Jerome Opeña provides clear, detailed artwork that nicely executes Remender's script. His panel layouts are fluid and concise, creating an easily readable graphic story that flows quickly. His action scenes are energetic, and nicely grotesque where required, such as when Wolverine squares off against Death, a mutant who conducts a host of diseases and plagues through metal. As such, Opeña makes it wickedly gruesome as Wolverine's adamantium skeleton riddles his body with tumors and boils. The coloring is appropriately subdued and captures the tone of the book well, helping to craft a dark atmosphere suitable to the at-times questionable morality of the X-Force team and their occasional off-kilter sense of humor. It is not oppressively bleak and dark, as some chapters of the previous X-Force title were under artist Clayton Crain, but neither is it warm and inviting.
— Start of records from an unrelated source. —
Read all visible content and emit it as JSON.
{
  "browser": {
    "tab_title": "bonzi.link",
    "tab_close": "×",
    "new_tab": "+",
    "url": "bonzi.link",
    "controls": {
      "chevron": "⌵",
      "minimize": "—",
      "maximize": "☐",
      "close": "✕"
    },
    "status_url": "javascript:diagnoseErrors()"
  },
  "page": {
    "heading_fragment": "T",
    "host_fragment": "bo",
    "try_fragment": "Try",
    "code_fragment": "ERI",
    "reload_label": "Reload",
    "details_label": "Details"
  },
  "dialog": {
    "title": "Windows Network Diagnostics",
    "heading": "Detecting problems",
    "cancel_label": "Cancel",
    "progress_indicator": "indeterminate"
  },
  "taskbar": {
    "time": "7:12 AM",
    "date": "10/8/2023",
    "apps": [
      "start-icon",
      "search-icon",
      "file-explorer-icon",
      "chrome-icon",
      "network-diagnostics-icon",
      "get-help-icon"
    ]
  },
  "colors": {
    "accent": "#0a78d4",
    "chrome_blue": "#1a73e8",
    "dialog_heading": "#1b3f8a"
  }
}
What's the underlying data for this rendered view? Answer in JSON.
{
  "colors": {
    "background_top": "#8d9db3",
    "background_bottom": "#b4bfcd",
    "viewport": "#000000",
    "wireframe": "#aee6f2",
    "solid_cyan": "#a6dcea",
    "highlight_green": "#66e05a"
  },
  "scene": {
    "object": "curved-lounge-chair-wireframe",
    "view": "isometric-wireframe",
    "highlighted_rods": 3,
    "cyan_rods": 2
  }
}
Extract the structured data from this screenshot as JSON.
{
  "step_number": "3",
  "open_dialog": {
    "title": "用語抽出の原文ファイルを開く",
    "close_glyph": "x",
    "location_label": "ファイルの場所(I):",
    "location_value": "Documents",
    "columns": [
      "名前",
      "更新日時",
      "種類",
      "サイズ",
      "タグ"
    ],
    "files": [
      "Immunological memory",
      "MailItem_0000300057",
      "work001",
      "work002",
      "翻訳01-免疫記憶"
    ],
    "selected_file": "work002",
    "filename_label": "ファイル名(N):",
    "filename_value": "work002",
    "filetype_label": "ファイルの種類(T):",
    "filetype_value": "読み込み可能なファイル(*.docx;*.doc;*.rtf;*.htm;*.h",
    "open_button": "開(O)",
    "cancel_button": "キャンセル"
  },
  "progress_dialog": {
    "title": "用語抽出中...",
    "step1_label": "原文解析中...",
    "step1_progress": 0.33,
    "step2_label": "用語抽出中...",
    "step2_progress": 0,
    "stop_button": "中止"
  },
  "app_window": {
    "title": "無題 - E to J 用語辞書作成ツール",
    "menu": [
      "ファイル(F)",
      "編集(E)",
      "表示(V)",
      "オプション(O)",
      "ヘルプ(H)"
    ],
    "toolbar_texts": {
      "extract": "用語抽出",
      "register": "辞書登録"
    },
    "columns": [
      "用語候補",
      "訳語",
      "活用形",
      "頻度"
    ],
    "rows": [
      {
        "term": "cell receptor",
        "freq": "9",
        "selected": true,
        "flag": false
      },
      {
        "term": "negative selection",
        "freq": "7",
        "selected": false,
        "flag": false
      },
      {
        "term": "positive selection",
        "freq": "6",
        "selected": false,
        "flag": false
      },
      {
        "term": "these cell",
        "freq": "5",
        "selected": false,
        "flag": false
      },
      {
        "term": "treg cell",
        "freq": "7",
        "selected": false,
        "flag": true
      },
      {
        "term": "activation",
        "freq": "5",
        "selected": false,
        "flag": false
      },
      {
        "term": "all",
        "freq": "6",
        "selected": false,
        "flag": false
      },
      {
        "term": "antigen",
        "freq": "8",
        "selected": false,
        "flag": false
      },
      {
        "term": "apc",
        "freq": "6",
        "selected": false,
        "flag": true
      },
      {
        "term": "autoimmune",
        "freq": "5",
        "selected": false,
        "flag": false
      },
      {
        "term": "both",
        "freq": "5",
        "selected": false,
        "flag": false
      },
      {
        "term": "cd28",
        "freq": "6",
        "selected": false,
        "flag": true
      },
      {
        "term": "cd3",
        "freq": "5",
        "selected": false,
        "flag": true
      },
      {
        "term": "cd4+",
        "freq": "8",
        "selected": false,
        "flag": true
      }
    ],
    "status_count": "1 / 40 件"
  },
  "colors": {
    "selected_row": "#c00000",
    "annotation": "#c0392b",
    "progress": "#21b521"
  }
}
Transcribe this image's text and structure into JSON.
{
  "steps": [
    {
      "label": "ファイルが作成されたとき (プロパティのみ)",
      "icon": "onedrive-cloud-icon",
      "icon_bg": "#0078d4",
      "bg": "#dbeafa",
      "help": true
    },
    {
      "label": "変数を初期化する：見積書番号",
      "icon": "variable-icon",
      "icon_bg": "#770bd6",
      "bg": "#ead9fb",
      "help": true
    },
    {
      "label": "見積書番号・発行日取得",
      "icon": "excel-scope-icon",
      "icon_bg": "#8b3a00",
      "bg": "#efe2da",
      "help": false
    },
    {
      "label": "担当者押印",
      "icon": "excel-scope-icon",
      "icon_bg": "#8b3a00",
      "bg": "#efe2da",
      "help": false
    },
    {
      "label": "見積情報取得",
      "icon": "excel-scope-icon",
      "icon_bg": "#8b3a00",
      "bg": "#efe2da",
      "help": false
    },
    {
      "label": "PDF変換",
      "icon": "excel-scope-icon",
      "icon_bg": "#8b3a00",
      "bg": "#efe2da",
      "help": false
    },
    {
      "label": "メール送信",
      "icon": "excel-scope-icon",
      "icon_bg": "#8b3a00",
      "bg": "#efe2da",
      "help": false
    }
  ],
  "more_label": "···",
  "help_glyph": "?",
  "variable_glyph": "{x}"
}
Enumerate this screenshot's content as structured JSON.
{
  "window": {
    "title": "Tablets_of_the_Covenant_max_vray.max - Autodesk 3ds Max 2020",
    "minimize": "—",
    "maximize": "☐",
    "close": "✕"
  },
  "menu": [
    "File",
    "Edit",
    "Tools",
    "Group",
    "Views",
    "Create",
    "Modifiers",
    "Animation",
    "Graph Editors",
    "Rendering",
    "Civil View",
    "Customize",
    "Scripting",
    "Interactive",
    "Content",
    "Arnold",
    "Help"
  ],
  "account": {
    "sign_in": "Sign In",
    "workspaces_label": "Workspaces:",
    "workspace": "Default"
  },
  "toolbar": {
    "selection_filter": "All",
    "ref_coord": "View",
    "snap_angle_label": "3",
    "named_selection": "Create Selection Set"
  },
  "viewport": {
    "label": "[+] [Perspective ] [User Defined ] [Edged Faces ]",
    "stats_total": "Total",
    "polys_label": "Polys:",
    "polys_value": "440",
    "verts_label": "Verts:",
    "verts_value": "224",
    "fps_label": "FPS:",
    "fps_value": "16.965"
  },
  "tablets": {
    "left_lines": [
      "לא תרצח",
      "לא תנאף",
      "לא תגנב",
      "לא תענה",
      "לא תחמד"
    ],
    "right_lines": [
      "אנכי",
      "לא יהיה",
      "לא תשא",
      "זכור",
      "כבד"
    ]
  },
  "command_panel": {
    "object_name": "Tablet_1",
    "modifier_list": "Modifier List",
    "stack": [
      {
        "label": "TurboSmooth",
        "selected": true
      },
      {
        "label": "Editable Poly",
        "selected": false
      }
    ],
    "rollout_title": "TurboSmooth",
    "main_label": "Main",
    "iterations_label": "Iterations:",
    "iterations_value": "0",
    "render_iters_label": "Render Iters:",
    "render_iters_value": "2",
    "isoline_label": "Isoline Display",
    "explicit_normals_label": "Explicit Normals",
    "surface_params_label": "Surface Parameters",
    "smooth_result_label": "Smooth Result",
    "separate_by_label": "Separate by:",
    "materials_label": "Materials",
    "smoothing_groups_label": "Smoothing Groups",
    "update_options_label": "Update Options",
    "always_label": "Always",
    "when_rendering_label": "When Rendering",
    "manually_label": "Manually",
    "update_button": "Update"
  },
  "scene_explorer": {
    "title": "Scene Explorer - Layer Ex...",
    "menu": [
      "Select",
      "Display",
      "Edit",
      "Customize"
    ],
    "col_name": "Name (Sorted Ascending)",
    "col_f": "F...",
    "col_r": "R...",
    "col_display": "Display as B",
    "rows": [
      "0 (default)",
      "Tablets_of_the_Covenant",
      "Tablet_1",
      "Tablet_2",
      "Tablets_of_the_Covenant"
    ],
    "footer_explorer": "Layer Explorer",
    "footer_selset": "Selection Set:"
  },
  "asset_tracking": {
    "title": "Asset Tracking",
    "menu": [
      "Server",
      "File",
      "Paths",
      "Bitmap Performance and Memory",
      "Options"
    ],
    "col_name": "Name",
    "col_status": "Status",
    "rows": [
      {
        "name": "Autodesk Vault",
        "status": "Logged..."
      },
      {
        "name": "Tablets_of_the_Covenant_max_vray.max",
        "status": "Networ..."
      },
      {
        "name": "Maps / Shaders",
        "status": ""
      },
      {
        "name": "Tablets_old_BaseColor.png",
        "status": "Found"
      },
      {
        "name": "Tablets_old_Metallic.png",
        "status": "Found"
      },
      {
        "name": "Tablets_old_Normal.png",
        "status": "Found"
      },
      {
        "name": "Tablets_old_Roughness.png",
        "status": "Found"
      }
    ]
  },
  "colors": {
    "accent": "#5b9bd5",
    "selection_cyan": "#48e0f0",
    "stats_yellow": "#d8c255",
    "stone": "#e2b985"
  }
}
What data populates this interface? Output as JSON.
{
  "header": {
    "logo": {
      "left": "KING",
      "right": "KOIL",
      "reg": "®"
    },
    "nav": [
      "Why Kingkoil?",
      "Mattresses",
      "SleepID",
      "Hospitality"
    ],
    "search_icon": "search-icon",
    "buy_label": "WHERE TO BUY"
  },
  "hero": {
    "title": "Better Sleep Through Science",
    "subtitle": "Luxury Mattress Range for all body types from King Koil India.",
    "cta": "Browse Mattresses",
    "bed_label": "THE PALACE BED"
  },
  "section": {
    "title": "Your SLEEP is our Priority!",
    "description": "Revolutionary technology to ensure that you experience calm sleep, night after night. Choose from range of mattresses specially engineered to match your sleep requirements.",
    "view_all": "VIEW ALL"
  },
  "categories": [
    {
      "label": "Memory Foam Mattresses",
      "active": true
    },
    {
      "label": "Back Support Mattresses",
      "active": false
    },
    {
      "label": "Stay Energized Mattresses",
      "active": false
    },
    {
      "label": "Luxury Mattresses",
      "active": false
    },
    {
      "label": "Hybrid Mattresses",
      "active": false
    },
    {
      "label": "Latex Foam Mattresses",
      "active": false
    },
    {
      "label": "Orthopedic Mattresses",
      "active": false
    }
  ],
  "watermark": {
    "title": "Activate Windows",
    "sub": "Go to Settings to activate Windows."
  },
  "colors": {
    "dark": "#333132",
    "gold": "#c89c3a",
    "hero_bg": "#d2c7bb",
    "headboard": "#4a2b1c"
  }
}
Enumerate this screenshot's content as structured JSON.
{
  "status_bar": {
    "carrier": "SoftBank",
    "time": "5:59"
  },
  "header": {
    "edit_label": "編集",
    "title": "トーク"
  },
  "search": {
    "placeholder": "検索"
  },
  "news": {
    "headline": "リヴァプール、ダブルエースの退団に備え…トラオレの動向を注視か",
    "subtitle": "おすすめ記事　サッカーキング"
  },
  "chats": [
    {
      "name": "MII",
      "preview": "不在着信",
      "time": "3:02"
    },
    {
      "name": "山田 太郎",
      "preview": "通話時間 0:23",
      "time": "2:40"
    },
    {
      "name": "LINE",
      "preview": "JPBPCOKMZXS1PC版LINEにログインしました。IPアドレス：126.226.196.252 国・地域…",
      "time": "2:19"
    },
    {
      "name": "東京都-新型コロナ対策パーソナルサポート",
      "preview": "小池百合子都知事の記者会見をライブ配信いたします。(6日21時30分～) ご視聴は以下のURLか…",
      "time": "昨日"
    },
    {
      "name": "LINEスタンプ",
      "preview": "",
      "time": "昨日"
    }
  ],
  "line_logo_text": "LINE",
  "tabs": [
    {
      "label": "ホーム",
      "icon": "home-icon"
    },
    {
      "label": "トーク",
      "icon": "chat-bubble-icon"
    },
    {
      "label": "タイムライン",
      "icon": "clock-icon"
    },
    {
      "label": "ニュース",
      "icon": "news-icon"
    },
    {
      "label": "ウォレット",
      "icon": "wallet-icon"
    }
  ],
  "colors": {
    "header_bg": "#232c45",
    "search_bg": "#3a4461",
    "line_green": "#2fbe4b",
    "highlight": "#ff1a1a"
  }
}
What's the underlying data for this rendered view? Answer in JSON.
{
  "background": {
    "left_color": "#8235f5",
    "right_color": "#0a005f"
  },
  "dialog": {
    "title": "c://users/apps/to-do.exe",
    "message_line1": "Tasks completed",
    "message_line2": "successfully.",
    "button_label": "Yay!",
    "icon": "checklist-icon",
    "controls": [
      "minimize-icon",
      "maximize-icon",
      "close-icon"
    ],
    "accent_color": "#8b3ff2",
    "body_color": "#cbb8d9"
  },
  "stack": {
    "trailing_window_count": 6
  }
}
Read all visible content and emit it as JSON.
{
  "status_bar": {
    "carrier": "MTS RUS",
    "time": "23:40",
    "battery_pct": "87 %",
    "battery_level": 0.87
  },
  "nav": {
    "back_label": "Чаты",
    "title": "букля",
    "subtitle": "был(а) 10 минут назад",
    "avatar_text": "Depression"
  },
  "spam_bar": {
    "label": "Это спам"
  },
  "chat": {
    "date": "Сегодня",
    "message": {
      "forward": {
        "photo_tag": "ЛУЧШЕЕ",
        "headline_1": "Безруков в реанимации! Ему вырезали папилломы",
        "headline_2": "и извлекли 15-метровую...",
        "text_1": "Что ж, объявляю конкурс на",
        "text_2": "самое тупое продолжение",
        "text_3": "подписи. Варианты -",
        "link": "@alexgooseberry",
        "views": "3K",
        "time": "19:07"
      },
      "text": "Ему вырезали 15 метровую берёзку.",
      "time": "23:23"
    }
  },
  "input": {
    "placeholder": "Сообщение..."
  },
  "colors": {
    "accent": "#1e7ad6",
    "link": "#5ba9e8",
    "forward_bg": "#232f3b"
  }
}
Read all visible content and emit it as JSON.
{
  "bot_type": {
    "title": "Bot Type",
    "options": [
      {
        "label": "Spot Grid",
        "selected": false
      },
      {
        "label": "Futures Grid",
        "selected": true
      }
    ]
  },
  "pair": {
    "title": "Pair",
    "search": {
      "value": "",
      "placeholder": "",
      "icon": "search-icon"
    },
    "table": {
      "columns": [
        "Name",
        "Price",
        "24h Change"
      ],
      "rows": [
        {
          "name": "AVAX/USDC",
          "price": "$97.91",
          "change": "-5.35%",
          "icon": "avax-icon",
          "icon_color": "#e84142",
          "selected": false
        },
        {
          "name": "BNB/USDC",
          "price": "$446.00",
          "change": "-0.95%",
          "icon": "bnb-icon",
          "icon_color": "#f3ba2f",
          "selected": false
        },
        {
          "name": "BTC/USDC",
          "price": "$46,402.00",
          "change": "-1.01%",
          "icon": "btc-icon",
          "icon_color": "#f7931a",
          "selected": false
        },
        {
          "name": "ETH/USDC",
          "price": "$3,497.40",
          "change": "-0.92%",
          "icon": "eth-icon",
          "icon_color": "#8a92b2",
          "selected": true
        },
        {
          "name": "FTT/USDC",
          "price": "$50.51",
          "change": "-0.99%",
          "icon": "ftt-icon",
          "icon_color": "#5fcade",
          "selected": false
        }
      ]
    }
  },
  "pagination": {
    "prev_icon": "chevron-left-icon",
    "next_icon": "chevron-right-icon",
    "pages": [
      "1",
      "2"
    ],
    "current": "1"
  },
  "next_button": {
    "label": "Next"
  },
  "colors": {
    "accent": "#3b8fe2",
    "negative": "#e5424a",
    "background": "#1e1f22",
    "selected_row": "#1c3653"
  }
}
Remender wisely strips Uncanny X-Force of the loaded history and continuity of the central X-Men universe, providing readers with a fresh start, in much the same way Joss Whedon did with Astonishing X-Men. For those who are interested or need a quick refresher, there is four-page appendix detailing the history of X-Force since M-Day. But, ultimately, the aim of the book is to tell a fun, exciting story that is not burdened with loads of backstory and history that would take a wide expanse of flow-charts to unravel. This is a title for discerning fans of X-Men, but one that readily welcomes new readers who may not be overly familiar with the extensive history of Marvel's central X-titles. It easily fits the bill for both longtime fans looking for a good action yarn and new readers looking to hop onboard the X-Men bandwagon without needing Google handy to help decipher what's happening and why. Remender quickly fills in the blanks, tells readers what they need to know, and sets off in grand, violent fashion.